With Rodney LaTourelle’s installation, however, my challenge as a critic is even greater. Oh, I can describe its components well enough — but not the exact form. That’s because, as the exhibition progresses, gallery staff are supposed to periodically rearrange the different parts to create a new installation.

I’m not sure whether they do it according to directions set down by LaTourelle, or whether they create their own configurations in relation to the room where it’s located. But during the seven month duration of the exhibition the installation will likely change shape several times.

I saw The Stepped Form in mid-October. Then, the “steps” were stacked in an L pyramid-shape with three brightly-coloured handrails (pink, red and green) at the top.

Currently practicing in Berlin, LaTourelle is a Winnipeg-based artist and architect. He created The Stepped Form during a 2014 residency at the Alberta College of Art & Design’s Illingworth Kerr Gallery in Calgary. Designed in collaboration with ACAD students, it was installed in a 1970s-era “Main Mall” on campus.

Do a Google image search for “The Stepped Form” and you’ll see how it looked in Calgary. Situated in a “white cube-style” gallery staffed by security guards at the MacKenzie, LaTourelle’s installation doesn’t have the same visceral impact.

At ACAD, students can be seen sitting and socializing — and even drinking beer during the opening — on the art work’s tiered steps. When I approached The Stepped Form, conversely, I treated it strictly as an art work. Sure, I leaned in close in spots to study detail, but I scrupulously observed the cardinal commandment of gallery-going — DON’T TOUCH THE ART!

While I was doing so I noticed tiny wooden slivers and other debris on some of the steps. That caught me by surprise. But I chalked it up to the work having been recently rearranged, which had possibly jarred loose some gunk.

When I was examining the installation from a distance a few minutes later, a young girl came prancing into the room with her mom and joyfully climbed the steps to the top.

I didn’t automatically assume she’d violated the above-noted commandment. Certainly, there were no signs indicating you were permitted to touch the installation. But there were none expressly prohibiting it either as you sometimes see in a gallery.

A few minutes later, a couple came along with a young boy. Like the girl, he made a beeline for the installation, but his mother promptly reeled him in and told him he wasn’t to touch it.

I volunteered that I’d just seen a girl climb on it, but that I wasn’t sure it was allowed. A security guard happened by just then, so I asked him what the policy was. He said patrons were permitted to interact with the work, but that they weren’t actively promoting it to limit the toll exacted by people walking all over it in street shoes.

That’s fair enough, because The Stepped Form is first and foremost an art work. Formally, it recalls 1960s era Minimalism with an emphasis on geometric shapes, smooth surfaces and monochromatic palettes that celebrated formal elements such as size, shape, colour, texture and mass.

One of LaTourelle’s steps, for instance, has a wood grain finish, while others have acrylic surfaces — some with sparkly flecks embedded that distort light.
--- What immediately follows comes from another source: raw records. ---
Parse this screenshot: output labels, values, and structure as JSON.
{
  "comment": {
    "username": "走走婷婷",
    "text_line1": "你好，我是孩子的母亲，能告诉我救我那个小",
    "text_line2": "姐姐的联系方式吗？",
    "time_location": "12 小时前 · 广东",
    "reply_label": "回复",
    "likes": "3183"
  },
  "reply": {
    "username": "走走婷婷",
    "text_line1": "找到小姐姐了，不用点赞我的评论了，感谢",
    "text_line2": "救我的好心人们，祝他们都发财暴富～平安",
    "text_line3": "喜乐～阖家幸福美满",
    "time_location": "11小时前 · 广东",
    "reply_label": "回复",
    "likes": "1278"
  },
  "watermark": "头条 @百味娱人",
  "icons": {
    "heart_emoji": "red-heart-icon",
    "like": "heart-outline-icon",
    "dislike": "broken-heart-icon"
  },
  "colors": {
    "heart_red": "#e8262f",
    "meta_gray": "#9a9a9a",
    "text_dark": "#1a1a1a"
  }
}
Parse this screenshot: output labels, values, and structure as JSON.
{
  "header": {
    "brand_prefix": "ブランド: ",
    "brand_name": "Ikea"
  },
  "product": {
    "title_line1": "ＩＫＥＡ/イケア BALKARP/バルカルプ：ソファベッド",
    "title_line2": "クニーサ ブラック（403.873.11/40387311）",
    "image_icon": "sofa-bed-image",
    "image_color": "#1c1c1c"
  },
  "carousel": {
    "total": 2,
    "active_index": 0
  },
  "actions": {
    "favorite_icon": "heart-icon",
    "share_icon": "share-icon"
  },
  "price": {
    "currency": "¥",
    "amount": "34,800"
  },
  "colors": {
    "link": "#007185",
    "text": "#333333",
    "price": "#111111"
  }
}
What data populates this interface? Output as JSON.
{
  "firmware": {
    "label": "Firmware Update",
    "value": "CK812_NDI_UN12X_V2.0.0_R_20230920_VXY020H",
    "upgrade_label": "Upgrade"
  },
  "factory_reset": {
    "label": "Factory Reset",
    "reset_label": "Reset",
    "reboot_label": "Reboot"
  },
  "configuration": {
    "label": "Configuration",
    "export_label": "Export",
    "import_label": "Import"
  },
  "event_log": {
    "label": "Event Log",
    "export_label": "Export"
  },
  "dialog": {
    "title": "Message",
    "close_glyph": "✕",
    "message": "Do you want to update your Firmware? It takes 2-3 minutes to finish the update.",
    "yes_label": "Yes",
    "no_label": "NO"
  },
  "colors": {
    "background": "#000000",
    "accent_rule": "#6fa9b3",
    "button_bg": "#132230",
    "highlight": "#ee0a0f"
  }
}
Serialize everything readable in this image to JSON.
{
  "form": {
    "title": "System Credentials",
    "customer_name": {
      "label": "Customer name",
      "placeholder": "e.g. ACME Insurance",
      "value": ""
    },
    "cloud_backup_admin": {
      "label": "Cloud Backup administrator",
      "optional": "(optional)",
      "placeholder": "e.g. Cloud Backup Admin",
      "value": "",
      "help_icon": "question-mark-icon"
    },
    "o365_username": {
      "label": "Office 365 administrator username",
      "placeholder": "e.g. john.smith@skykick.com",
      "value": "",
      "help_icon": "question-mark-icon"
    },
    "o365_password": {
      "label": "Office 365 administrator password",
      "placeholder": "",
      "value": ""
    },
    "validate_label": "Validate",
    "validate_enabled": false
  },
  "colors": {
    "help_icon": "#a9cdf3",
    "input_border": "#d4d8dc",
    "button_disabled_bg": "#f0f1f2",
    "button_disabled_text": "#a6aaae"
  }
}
The steps also vary in height and width, which expands the range of forms that can be created.

Compared to the ACAD exhibition, though, the work’s architectural character isn’t nearly as dynamic.

Nirvana for The Stepped Form in Regina would be the University of Regina’s Ad-Hum Building. Designed by Holliday-Scott and Paine, the award-winning modernist building opened in 1973, and features a central gathering place called “the pit” that employs a “stepped form” design.
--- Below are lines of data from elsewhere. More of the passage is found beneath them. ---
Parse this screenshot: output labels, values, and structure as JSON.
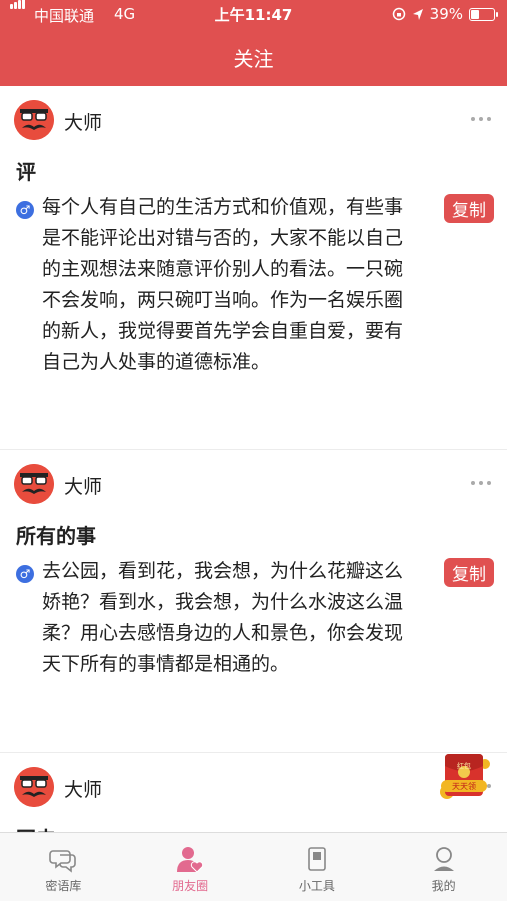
{
  "status_bar": {
    "carrier": "中国联通",
    "network": "4G",
    "time": "上午11:47",
    "battery": "39%"
  },
  "nav": {
    "title": "关注"
  },
  "posts": [
    {
      "author": "大师",
      "title": "评",
      "body": "每个人有自己的生活方式和价值观，有些事是不能评论出对错与否的，大家不能以自己的主观想法来随意评价别人的看法。一只碗不会发响，两只碗叮当响。作为一名娱乐圈的新人，我觉得要首先学会自重自爱，要有自己为人处事的道德标准。",
      "copy_label": "复制"
    },
    {
      "author": "大师",
      "title": "所有的事",
      "body": "去公园，看到花，我会想，为什么花瓣这么娇艳？看到水，我会想，为什么水波这么温柔？用心去感悟身边的人和景色，你会发现天下所有的事情都是相通的。",
      "copy_label": "复制"
    },
    {
      "author": "大师",
      "title": "回夫"
    }
  ],
  "tabs": [
    {
      "label": "密语库",
      "icon": "chat-bubbles-icon"
    },
    {
      "label": "朋友圈",
      "icon": "person-heart-icon"
    },
    {
      "label": "小工具",
      "icon": "notebook-icon"
    },
    {
      "label": "我的",
      "icon": "profile-icon"
    }
  ],
  "floating_ad": {
    "icon": "red-envelope-icon",
    "text_top": "红包",
    "text_bottom": "天天领"
  },
  "colors": {
    "accent": "#e05050",
    "active_tab": "#e26a8f",
    "gender_icon": "#3d6fe0"
  }
}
Consistent with the prevailing counterculture ethos of the time, the form was intended to promote freedom of movement and flexibility for people (primarily young and reasonably vigorous university students) in how they interacted with each other and the space.

LaTourelle’s piece embodies that spirit in spades. I mean, just think of how many different installations you could create with the various pieces — each opening up new possibilities for us to engage with it.

These days, of course, the “prevailing” ethos isn’t quite so progressive. Now, the powers-that-be are much keener on social control and privileging private “property” over public space.

Consider The Stepped Form a throwback to a more idealistic time if you want — albeit one characterized by monumental architectural statements that too often pushed form at the expense of function. But I think the installation is more cutting edge than that.

Do a Google image search for “library/university/gallery” and “design” and you’ll see all sorts of innovative ways that contemporary architects are animating public spaces. So maybe there’s hope for us after all?

2016-02-18